Global food - Waste not, want not | Institution of Mechanical Engineers Feeding the 9 Billion: The tragedy of waste By 2075, the United Nations’ mid-range projection for global population growth predicts that human numbers will peak at about 9.5 billion people. This means that there could be an extra three billion mouths to feed by the end of the century, a period in which substantial changes are anticipated in the wealth, calorific intake and dietary preferences of people in developing countries across the world. Such a projection presents mankind with wide-ranging social, economic, environmental and political issues that need to be addressed today to ensure a sustainable future for all. One key issue is how to produce more food in a world of finite resources. Today, we produce about four billion metric tonnes of food per annum. Read the Global Food report [PDF, 1MB] Where Food Waste Happens Fully developed, mature, post-industrial societies, such as those in Europe, characterised by stable or declining populations which are increasing in age. Water Usage 1.

Virtual Water - Discover how much WATER we EAT everyday The good news is that each one of us can also make the world a little more water secure, ready to face the needs of our peak population future. How? The answer lies in our shopping baskets. The amount of meat in our diet is crucial! The type of meat we consume is crucial! The food we waste is crucial! So, do not forget: one meat-free-day a week choose meat raised on grass do not waste food At This Free Food Festival, All The Ingredients Are Food Waste At the Feeding the 5000 food festival in New York City, the first thing people walking by may notice is that all the food is free. It isn't obvious, though, that all the offerings are made from food waste. A torte is made with trimmings and peelings from a food distributor; a "quick pickle salad" is made with surplus greens and vegetables. "I like the idea of changing people's habits and minds through pleasure and hedonism and enjoyment," says Barber. Feedback, an environmental organization focused on ending food waste, has hosted similar day-long festivals in Paris, Amsterdam, and other cities in Europe and Australia. Barber sees the festival as a way to showcase something that chefs already tend to do more than home cooks: making use of leftover scraps. "Dishes that speak to bringing the pieces together of what we might consider waste, like offcuts of meat or discarded vegetables, are really the basis of all the great cuisines of the world," says Barber.

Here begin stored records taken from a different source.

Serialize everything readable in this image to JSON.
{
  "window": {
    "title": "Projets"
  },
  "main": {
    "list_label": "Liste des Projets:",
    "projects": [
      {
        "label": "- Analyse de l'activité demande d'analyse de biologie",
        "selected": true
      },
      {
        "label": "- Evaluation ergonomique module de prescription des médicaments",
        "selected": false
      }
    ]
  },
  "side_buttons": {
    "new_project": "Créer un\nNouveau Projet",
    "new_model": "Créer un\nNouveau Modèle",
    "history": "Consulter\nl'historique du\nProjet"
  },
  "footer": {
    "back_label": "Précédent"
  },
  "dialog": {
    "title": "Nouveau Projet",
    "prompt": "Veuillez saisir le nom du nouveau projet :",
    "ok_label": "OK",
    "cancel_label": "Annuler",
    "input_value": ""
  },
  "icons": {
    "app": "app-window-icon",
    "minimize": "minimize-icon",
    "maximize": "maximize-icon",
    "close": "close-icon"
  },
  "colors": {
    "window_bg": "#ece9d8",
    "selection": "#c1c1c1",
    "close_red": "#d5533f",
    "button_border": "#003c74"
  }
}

Half of all US food produce is thrown away, new research suggests | Environment Americans throw away almost as much food as they eat because of a “cult of perfection”, deepening hunger and poverty, and inflicting a heavy toll on the environment. Vast quantities of fresh produce grown in the US are left in the field to rot, fed to livestock or hauled directly from the field to landfill, because of unrealistic and unyielding cosmetic standards, according to official data and interviews with dozens of farmers, packers, truckers, researchers, campaigners and government officials. From the fields and orchards of California to the population centres of the east coast, farmers and others on the food distribution chain say high-value and nutritious food is being sacrificed to retailers’ demand for unattainable perfection. “It’s all about blemish-free produce,” says Jay Johnson, who ships fresh fruit and vegetables from North Carolina and central Florida. Food waste is often described as a “farm-to-fork” problem. But that is just a “downstream” measure.